Using the records below, filter out every line that lacks "name" and copy the rest.

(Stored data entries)
::::::::

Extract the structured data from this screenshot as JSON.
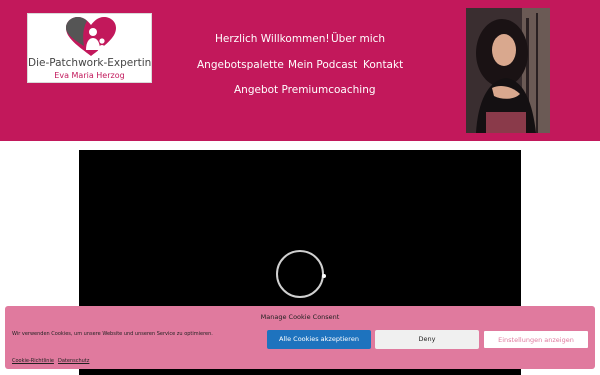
{
  "logo": {
    "title": "Die-Patchwork-Expertin",
    "subtitle": "Eva Maria Herzog"
  },
  "nav": {
    "items": [
      {
        "label": "Herzlich Willkommen!"
      },
      {
        "label": "Über mich"
      },
      {
        "label": "Angebotspalette"
      },
      {
        "label": "Mein Podcast"
      },
      {
        "label": "Kontakt"
      },
      {
        "label": "Angebot Premiumcoaching"
      }
    ]
  },
  "cookie": {
    "title": "Manage Cookie Consent",
    "message": "Wir verwenden Cookies, um unsere Website und unseren Service zu optimieren.",
    "accept": "Alle Cookies akzeptieren",
    "deny": "Deny",
    "settings": "Einstellungen anzeigen",
    "links": [
      "Cookie-Richtlinie",
      "Datenschutz"
    ]
  },
  "colors": {
    "header": "#c2185b",
    "cookie_banner": "#e07a9e",
    "accept_button": "#1e73be"
  },
  "icons": {
    "logo_mark": "heart-family-icon",
    "loading": "loading-spinner-icon"
  }
}
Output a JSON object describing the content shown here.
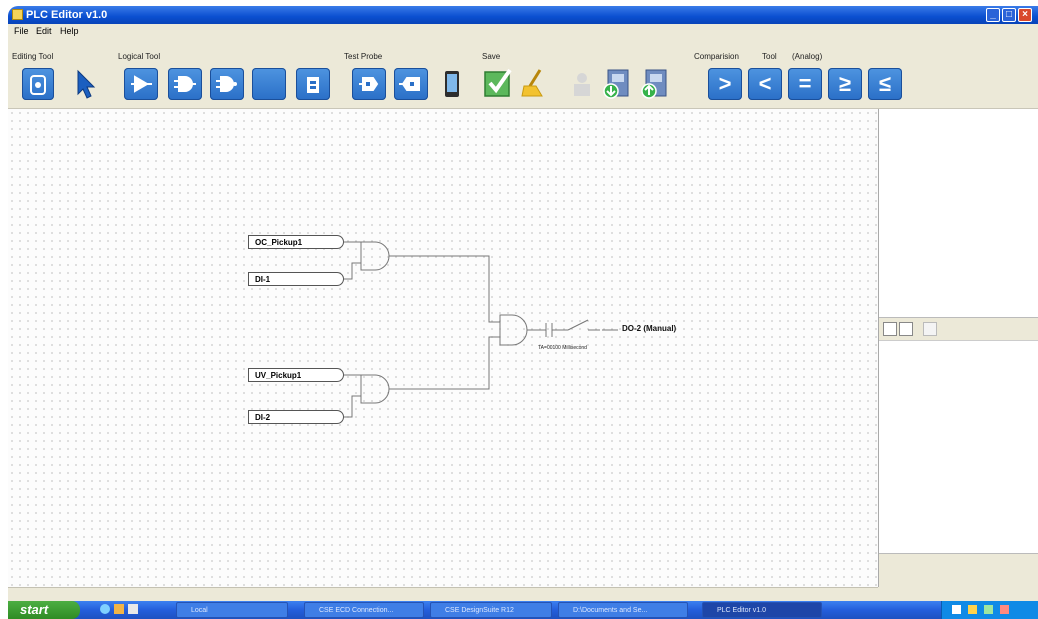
{
  "window": {
    "title": "PLC Editor v1.0"
  },
  "menu": {
    "file": "File",
    "edit": "Edit",
    "help": "Help"
  },
  "toolbar": {
    "groups": {
      "editing": "Editing Tool",
      "logical": "Logical Tool",
      "test_probe": "Test Probe",
      "save": "Save",
      "comparision": "Comparision",
      "tool": "Tool",
      "analog": "(Analog)"
    },
    "compare_symbols": [
      ">",
      "<",
      "=",
      "≥",
      "≤"
    ]
  },
  "diagram": {
    "inputs": [
      "OC_Pickup1",
      "DI-1",
      "UV_Pickup1",
      "DI-2"
    ],
    "output": "DO-2 (Manual)",
    "timer_label": "TA=00100 Millisecond"
  },
  "taskbar": {
    "start": "start",
    "items": [
      "Local",
      "CSE ECD Connection...",
      "CSE DesignSuite R12",
      "D:\\Documents and Se...",
      "PLC Editor v1.0"
    ]
  },
  "colors": {
    "titlebar": "#0a4fd0",
    "tool_blue": "#2a6fc7",
    "taskbar": "#245edb",
    "start": "#2f8c24"
  }
}
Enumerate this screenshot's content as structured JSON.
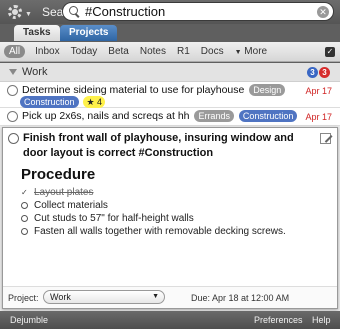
{
  "search": {
    "label": "Search",
    "value": "#Construction"
  },
  "tabs": [
    {
      "label": "Tasks"
    },
    {
      "label": "Projects"
    }
  ],
  "filters": [
    "All",
    "Inbox",
    "Today",
    "Beta",
    "Notes",
    "R1",
    "Docs",
    "More"
  ],
  "group": {
    "name": "Work",
    "count_blue": "3",
    "count_red": "3"
  },
  "tasks": [
    {
      "title": "Determine sideing material to use for playhouse",
      "tags": [
        "Design",
        "Construction"
      ],
      "star": "★ 4",
      "date": "Apr 17"
    },
    {
      "title": "Pick up 2x6s, nails and screqs at hh",
      "tags": [
        "Errands",
        "Construction"
      ],
      "date": "Apr 17"
    }
  ],
  "expanded": {
    "title": "Finish front wall of playhouse, insuring window and door layout is correct #Construction",
    "notes_heading": "Procedure",
    "steps": [
      {
        "text": "Layout plates",
        "done": true
      },
      {
        "text": "Collect materials",
        "done": false
      },
      {
        "text": "Cut studs to 57\" for half-height walls",
        "done": false
      },
      {
        "text": "Fasten all walls together with removable decking screws.",
        "done": false
      }
    ],
    "project_label": "Project:",
    "project_value": "Work",
    "due": "Due: Apr 18 at 12:00 AM"
  },
  "bottom": {
    "left": "Dejumble",
    "preferences": "Preferences",
    "help": "Help"
  },
  "icons": {
    "gear": "gear-icon",
    "search": "search-icon",
    "clear": "clear-icon",
    "edit": "edit-icon",
    "checkbox": "checkbox-icon"
  }
}
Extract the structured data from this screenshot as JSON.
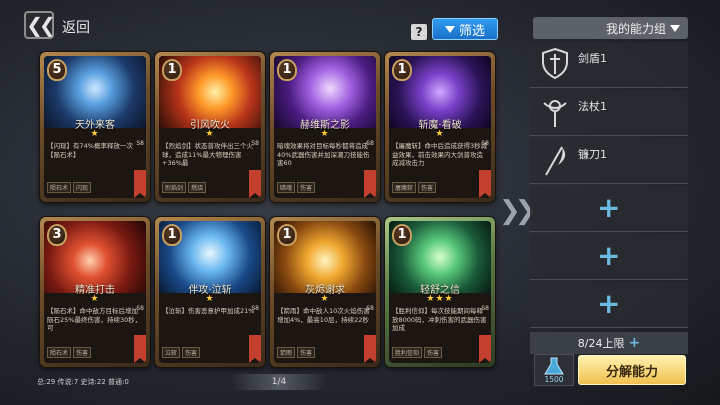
{
  "header": {
    "back_icon": "double-chevron-left-icon",
    "back_label": "返回",
    "help_icon": "question-icon",
    "filter_label": "筛选"
  },
  "cards": [
    {
      "cost": "5",
      "name": "天外来客",
      "stars": "★",
      "desc": "【闪现】有74%概率释放一次【陨石术】",
      "level": "S8",
      "tags": [
        "陨石术",
        "闪现"
      ],
      "art": "blue-figure"
    },
    {
      "cost": "1",
      "name": "引风吹火",
      "stars": "★",
      "desc": "【烈焰剑】状态普攻伴出三个火球，造成11%最大物理伤害+36%最",
      "level": "S8",
      "tags": [
        "烈焰剑",
        "燃烧"
      ],
      "art": "fire"
    },
    {
      "cost": "1",
      "name": "赫维斯之影",
      "stars": "★",
      "desc": "暗魂效果将对目标每秒都将造成40%武器伤害并加深潮刀技能伤害60",
      "level": "S8",
      "tags": [
        "暗魂",
        "伤害"
      ],
      "art": "purple"
    },
    {
      "cost": "1",
      "name": "斩魔·看破",
      "stars": "★",
      "desc": "【屠魔斩】命中后造成获得3秒减益效果，前击效果内大剑普攻造成减攻击力",
      "level": "S8",
      "tags": [
        "屠魔斩",
        "伤害"
      ],
      "art": "violet-warrior"
    },
    {
      "cost": "3",
      "name": "精准打击",
      "stars": "★",
      "desc": "【陨石术】命中敌方目标后增加陨石25%最终伤害，持续30秒，可",
      "level": "S8",
      "tags": [
        "陨石术",
        "伤害"
      ],
      "art": "red-rock"
    },
    {
      "cost": "1",
      "name": "伴攻·泣斩",
      "stars": "★",
      "desc": "【泣斩】伤害恶意护甲加成21%",
      "level": "S8",
      "tags": [
        "泣斩",
        "伤害"
      ],
      "art": "blue-knight"
    },
    {
      "cost": "1",
      "name": "灰烬谢求",
      "stars": "★",
      "desc": "【箭雨】命中敌人10次火焰伤害增加4%，最高10层，持续22秒",
      "level": "S8",
      "tags": [
        "箭雨",
        "伤害"
      ],
      "art": "gold-arrow"
    },
    {
      "cost": "1",
      "name": "轻舒之信",
      "stars": "★★★",
      "desc": "【胜利信仰】每次技能期间每释放8000码，冲刺伤害的武器伤害加成",
      "level": "S8",
      "tags": [
        "胜利信仰",
        "伤害"
      ],
      "art": "green-cube"
    }
  ],
  "footer": {
    "stats": "总:29 传说:7 史诗:22 普通:0",
    "pager": "1/4"
  },
  "side": {
    "arrow_icon": "double-chevron-right-icon",
    "title": "我的能力组",
    "slots": [
      {
        "label": "剑盾1",
        "icon": "sword-shield-icon"
      },
      {
        "label": "法杖1",
        "icon": "staff-icon"
      },
      {
        "label": "镰刀1",
        "icon": "scythe-icon"
      }
    ],
    "empty_slots": 3,
    "limit": "8/24上限",
    "resource": "1500",
    "dismantle": "分解能力"
  }
}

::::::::

▶ [EXPECTED OUTPUT]
    "name": "Work",
      "name": "天外来客",
      "name": "引风吹火",
      "name": "赫维斯之影",
      "name": "斩魔·看破",
      "name": "精准打击",
      "name": "伴攻·泣斩",
      "name": "灰烬谢求",
      "name": "轻舒之信",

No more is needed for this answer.